Tarek and Anas, two performers of the three-member band, are from Egypt and Syria, two countries that are deeply conflicted with each other. This very rare and beautiful combination of people found each other through their shared passion to music, representing a new social space that is opening up and enabling unlikely pairings like these.
The concert atmosphere reflected this phenomenon very nicely, and was an open space for the band to convey the oriental sound of their home countries. The audience was drawn into the tones; the way one song flowed into the other, the promise of stories in a foreign language being communicated through the instruments.
Julia Dannhäuser, Class of 2019, is a Social Science Major from Germany.
The Great Communicators
The Great Communicators provided the ground-shaking type of music you expect to be the soundtrack of ‘the student experience’. Filling up the common room of B3, their sound reverberated far beyond the single pane windows.
The band had an undeniable down-to-earth attitude, and it truly seemed like they were enjoying every minute of their performance. The excitement was palpable – the crowd was on the move, their hands in the air and their feet stomping the beer slicked floor.
The band was right there with them, with lead singer Arend Dijkstra playing with his whole body, sometimes bent fully at the waist. One of their last songs, which, during the third round, they shared that they were playing for “the third time, ever”, gave off a spunky, fresh feel that could only be the product of a group of companions, collaborating. The Great Communicators proved to be a body-moving highlight, over all too soon.

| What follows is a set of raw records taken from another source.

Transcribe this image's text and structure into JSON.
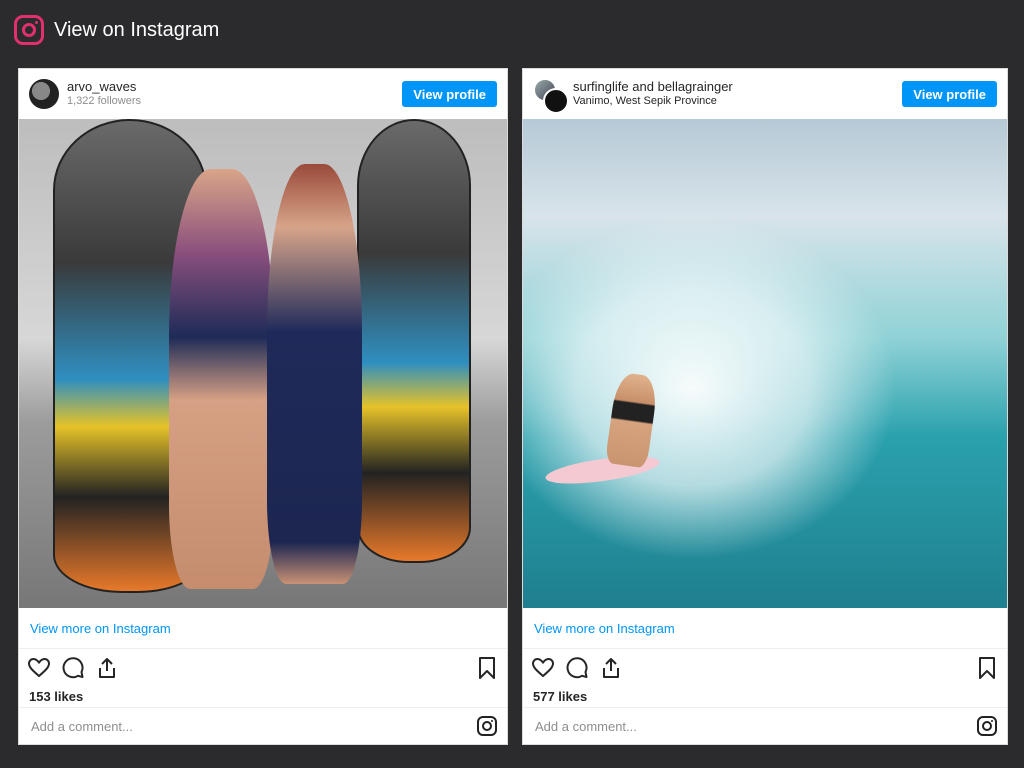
{
  "header": {
    "title": "View on Instagram",
    "logo_icon": "instagram-icon"
  },
  "posts": [
    {
      "username": "arvo_waves",
      "subline": "1,322 followers",
      "view_profile_label": "View profile",
      "view_more_label": "View more on Instagram",
      "likes": "153 likes",
      "comment_placeholder": "Add a comment..."
    },
    {
      "user1": "surfinglife",
      "and": "and",
      "user2": "bellagrainger",
      "subline": "Vanimo, West Sepik Province",
      "view_profile_label": "View profile",
      "view_more_label": "View more on Instagram",
      "likes": "577 likes",
      "comment_placeholder": "Add a comment..."
    }
  ],
  "colors": {
    "accent": "#0095f6",
    "brand": "#e1306c",
    "page_bg": "#2b2b2d"
  }
}
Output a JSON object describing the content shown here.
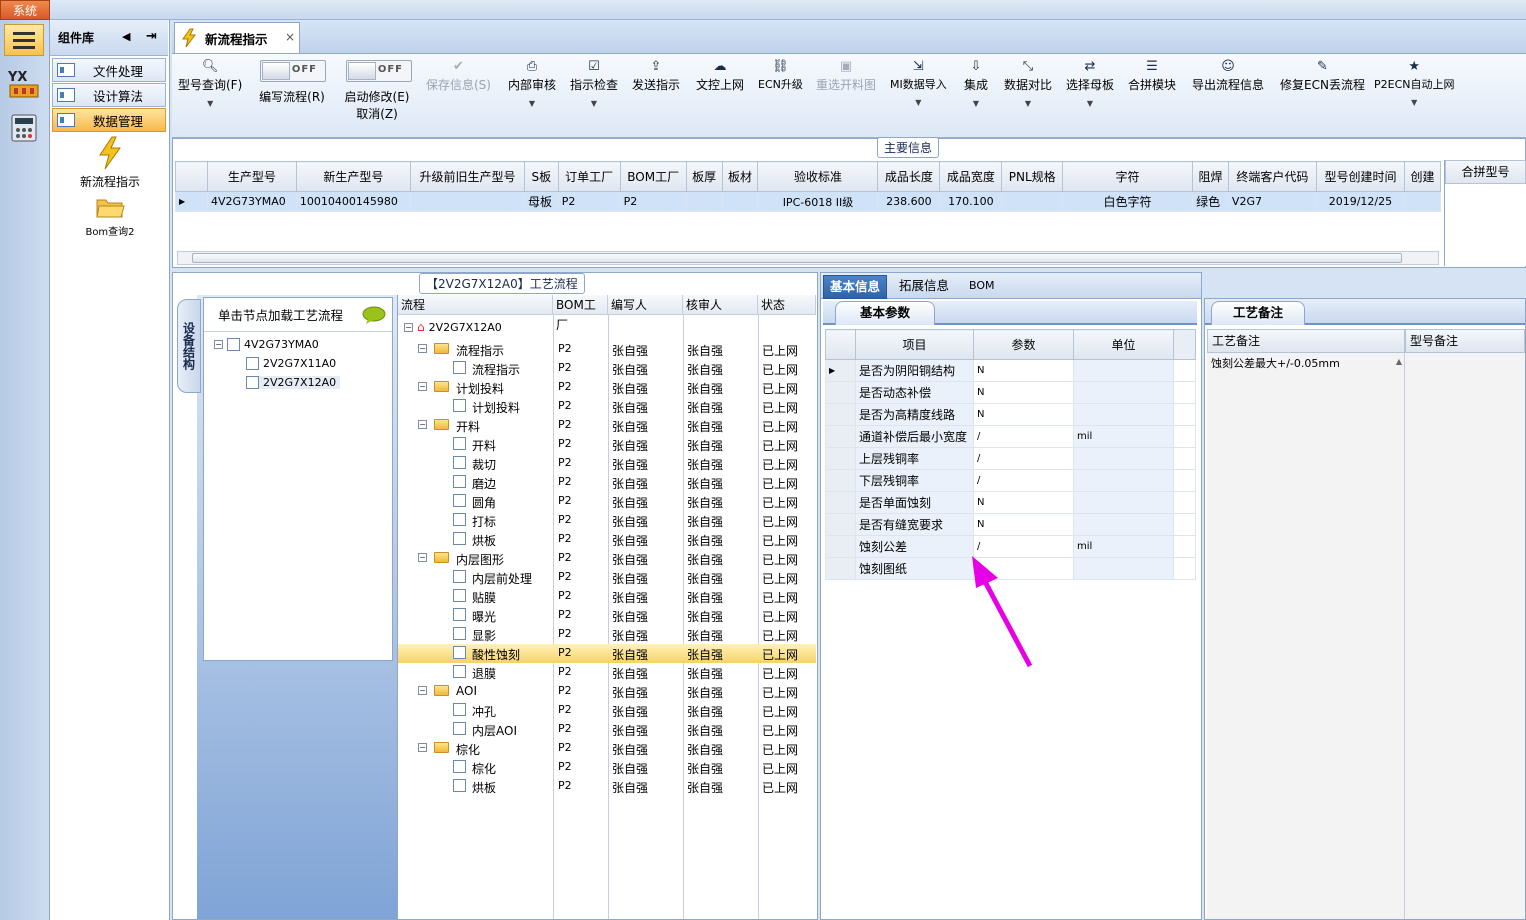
{
  "system_menu": "系统",
  "sidebar": {
    "title": "组件库",
    "items": [
      {
        "label": "文件处理"
      },
      {
        "label": "设计算法"
      },
      {
        "label": "数据管理"
      }
    ],
    "big_items": [
      {
        "label": "新流程指示"
      },
      {
        "label": "Bom查询2"
      }
    ],
    "rail_badge": "YX"
  },
  "doc_tab": {
    "label": "新流程指示",
    "close": "×"
  },
  "ribbon": {
    "buttons": [
      {
        "label": "型号查询(F)",
        "icon": "search-icon"
      },
      {
        "label": "保存信息(S)",
        "icon": "check-icon"
      },
      {
        "label": "内部审核",
        "icon": "print-icon"
      },
      {
        "label": "指示检查",
        "icon": "checkbox-icon"
      },
      {
        "label": "发送指示",
        "icon": "upload-icon"
      },
      {
        "label": "文控上网",
        "icon": "cloud-upload-icon"
      },
      {
        "label": "ECN升级",
        "icon": "ecn-icon"
      },
      {
        "label": "重选开料图",
        "icon": "image-icon"
      },
      {
        "label": "MI数据导入",
        "icon": "import-icon"
      },
      {
        "label": "集成",
        "icon": "download-icon"
      },
      {
        "label": "数据对比",
        "icon": "compare-icon"
      },
      {
        "label": "选择母板",
        "icon": "shuffle-icon"
      },
      {
        "label": "合拼模块",
        "icon": "list-icon"
      },
      {
        "label": "导出流程信息",
        "icon": "smile-icon"
      },
      {
        "label": "修复ECN丢流程",
        "icon": "wrench-icon"
      },
      {
        "label": "P2ECN自动上网",
        "icon": "star-icon"
      }
    ],
    "toggles": [
      {
        "label": "编写流程(R)",
        "state": "OFF"
      },
      {
        "label": "启动修改(E)",
        "label2": "取消(Z)",
        "state": "OFF"
      }
    ]
  },
  "main_info": {
    "title": "主要信息",
    "columns": [
      "生产型号",
      "新生产型号",
      "升级前旧生产型号",
      "S板",
      "订单工厂",
      "BOM工厂",
      "板厚",
      "板材",
      "验收标准",
      "成品长度",
      "成品宽度",
      "PNL规格",
      "字符",
      "阻焊",
      "终端客户代码",
      "型号创建时间",
      "创建"
    ],
    "row": [
      "4V2G73YMA0",
      "10010400145980",
      "",
      "母板",
      "P2",
      "P2",
      "",
      "",
      "IPC-6018 II级",
      "238.600",
      "170.100",
      "",
      "白色字符",
      "绿色",
      "V2G7",
      "2019/12/25",
      ""
    ],
    "side_header": "合拼型号"
  },
  "process": {
    "title": "【2V2G7X12A0】工艺流程",
    "vertical_tab": "设备结构",
    "tree_header": "单击节点加载工艺流程",
    "tree": [
      "4V2G73YMA0",
      "2V2G7X11A0",
      "2V2G7X12A0"
    ],
    "columns": [
      "流程",
      "BOM工厂",
      "编写人",
      "核审人",
      "状态"
    ],
    "root": "2V2G7X12A0",
    "rows": [
      {
        "name": "流程指示",
        "folder": true
      },
      {
        "name": "流程指示",
        "folder": false
      },
      {
        "name": "计划投料",
        "folder": true
      },
      {
        "name": "计划投料",
        "folder": false
      },
      {
        "name": "开料",
        "folder": true
      },
      {
        "name": "开料",
        "folder": false
      },
      {
        "name": "裁切",
        "folder": false
      },
      {
        "name": "磨边",
        "folder": false
      },
      {
        "name": "圆角",
        "folder": false
      },
      {
        "name": "打标",
        "folder": false
      },
      {
        "name": "烘板",
        "folder": false
      },
      {
        "name": "内层图形",
        "folder": true
      },
      {
        "name": "内层前处理",
        "folder": false
      },
      {
        "name": "贴膜",
        "folder": false
      },
      {
        "name": "曝光",
        "folder": false
      },
      {
        "name": "显影",
        "folder": false
      },
      {
        "name": "酸性蚀刻",
        "folder": false,
        "selected": true
      },
      {
        "name": "退膜",
        "folder": false
      },
      {
        "name": "AOI",
        "folder": true
      },
      {
        "name": "冲孔",
        "folder": false
      },
      {
        "name": "内层AOI",
        "folder": false
      },
      {
        "name": "棕化",
        "folder": true
      },
      {
        "name": "棕化",
        "folder": false
      },
      {
        "name": "烘板",
        "folder": false
      }
    ],
    "factory": "P2",
    "writer": "张自强",
    "reviewer": "张自强",
    "status": "已上网"
  },
  "detail": {
    "tabs": [
      "基本信息",
      "拓展信息",
      "BOM"
    ],
    "subtab": "基本参数",
    "columns": [
      "项目",
      "参数",
      "单位"
    ],
    "rows": [
      {
        "item": "是否为阴阳铜结构",
        "param": "N",
        "unit": ""
      },
      {
        "item": "是否动态补偿",
        "param": "N",
        "unit": ""
      },
      {
        "item": "是否为高精度线路",
        "param": "N",
        "unit": ""
      },
      {
        "item": "通道补偿后最小宽度",
        "param": "/",
        "unit": "mil"
      },
      {
        "item": "上层残铜率",
        "param": "/",
        "unit": ""
      },
      {
        "item": "下层残铜率",
        "param": "/",
        "unit": ""
      },
      {
        "item": "是否单面蚀刻",
        "param": "N",
        "unit": ""
      },
      {
        "item": "是否有缝宽要求",
        "param": "N",
        "unit": ""
      },
      {
        "item": "蚀刻公差",
        "param": "/",
        "unit": "mil"
      },
      {
        "item": "蚀刻图纸",
        "param": "",
        "unit": ""
      }
    ]
  },
  "notes": {
    "tab": "工艺备注",
    "col1": "工艺备注",
    "col2": "型号备注",
    "note": "蚀刻公差最大+/-0.05mm"
  },
  "colors": {
    "arrow": "#e600e6",
    "selected_row": "#f8d26a",
    "accent": "#2f63a7"
  }
}
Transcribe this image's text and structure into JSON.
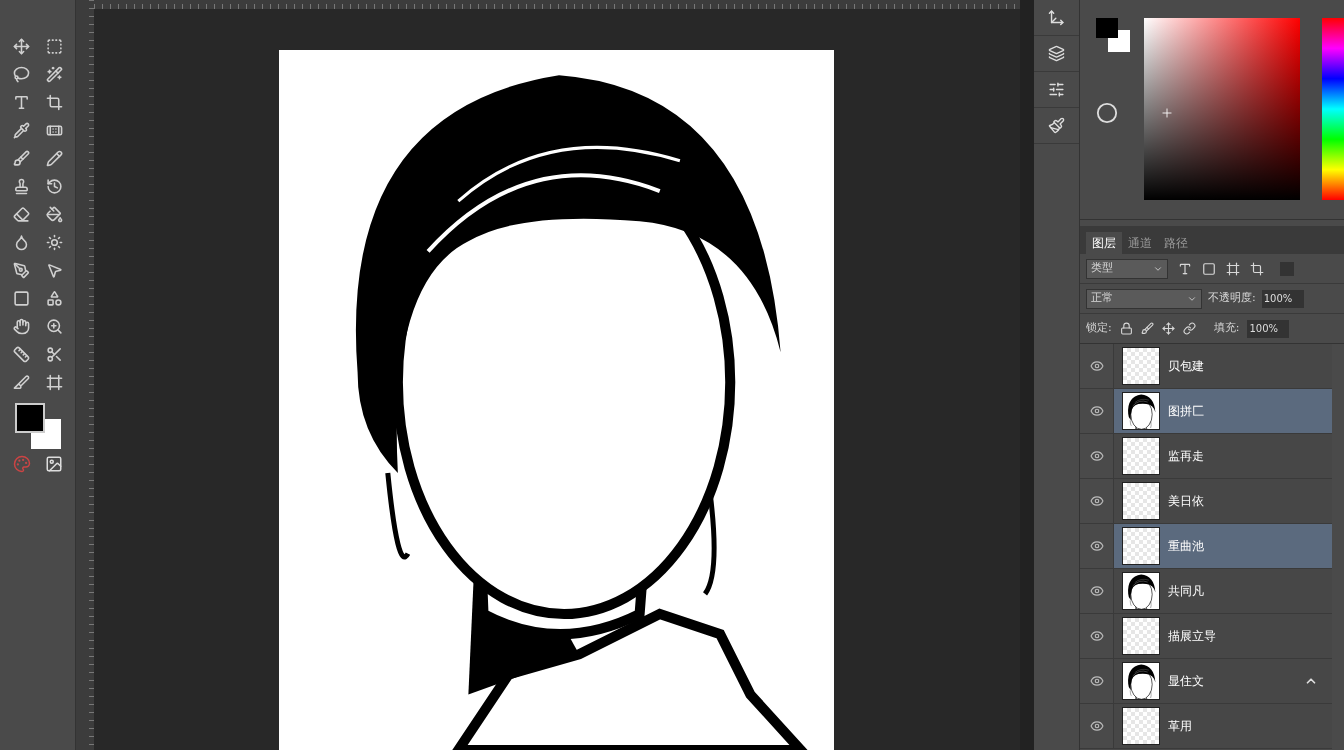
{
  "tabs": [
    {
      "label": "图层",
      "selected": true
    },
    {
      "label": "通道",
      "selected": false
    },
    {
      "label": "路径",
      "selected": false
    }
  ],
  "filter": {
    "value": "类型"
  },
  "blend": {
    "value": "正常",
    "opacity_label": "不透明度:",
    "opacity": "100%"
  },
  "lock": {
    "label": "锁定:",
    "fill_label": "填充:",
    "fill": "100%"
  },
  "layers": [
    {
      "name": "贝包建",
      "kind": "blank",
      "visible": true,
      "selected": false,
      "marked": false
    },
    {
      "name": "图拼匚",
      "kind": "figure",
      "visible": true,
      "selected": true,
      "marked": false
    },
    {
      "name": "监再走",
      "kind": "blank",
      "visible": true,
      "selected": false,
      "marked": false
    },
    {
      "name": "美日依",
      "kind": "blank",
      "visible": true,
      "selected": false,
      "marked": false
    },
    {
      "name": "重曲池",
      "kind": "blank",
      "visible": true,
      "selected": true,
      "marked": false
    },
    {
      "name": "共同凡",
      "kind": "figure",
      "visible": true,
      "selected": false,
      "marked": false
    },
    {
      "name": "描展立导",
      "kind": "blank",
      "visible": true,
      "selected": false,
      "marked": false
    },
    {
      "name": "显住文",
      "kind": "figure",
      "visible": true,
      "selected": false,
      "marked": true
    },
    {
      "name": "革用",
      "kind": "blank",
      "visible": true,
      "selected": false,
      "marked": false
    }
  ]
}
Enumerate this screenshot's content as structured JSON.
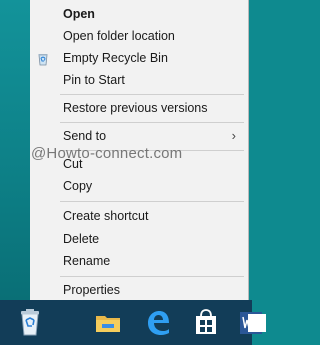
{
  "menu": {
    "items": [
      {
        "label": "Open",
        "bold": true
      },
      {
        "label": "Open folder location"
      },
      {
        "label": "Empty Recycle Bin",
        "icon": "recycle-bin-icon"
      },
      {
        "label": "Pin to Start"
      },
      {
        "label": "Restore previous versions"
      },
      {
        "label": "Send to",
        "submenu": true
      },
      {
        "label": "Cut"
      },
      {
        "label": "Copy"
      },
      {
        "label": "Create shortcut"
      },
      {
        "label": "Delete"
      },
      {
        "label": "Rename"
      },
      {
        "label": "Properties"
      }
    ],
    "submenu_arrow": "›"
  },
  "watermark": "@Howto-connect.com",
  "taskbar": {
    "icons": [
      "recycle-bin-icon",
      "file-explorer-icon",
      "edge-icon",
      "store-icon",
      "word-icon"
    ]
  },
  "colors": {
    "desktop": "#0e8a8f",
    "menu_bg": "#f2f2f2",
    "taskbar": "#123d58",
    "accent": "#1e6fd9"
  }
}
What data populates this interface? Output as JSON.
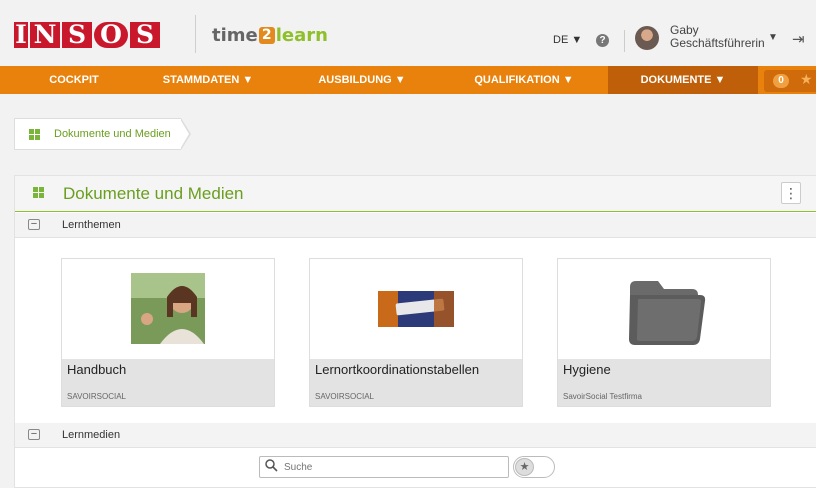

Featured image courtesy of André Joosse
Noga Amiri, Class of 2018, is a Literature and Art History Major from Hilversum, the Netherlands.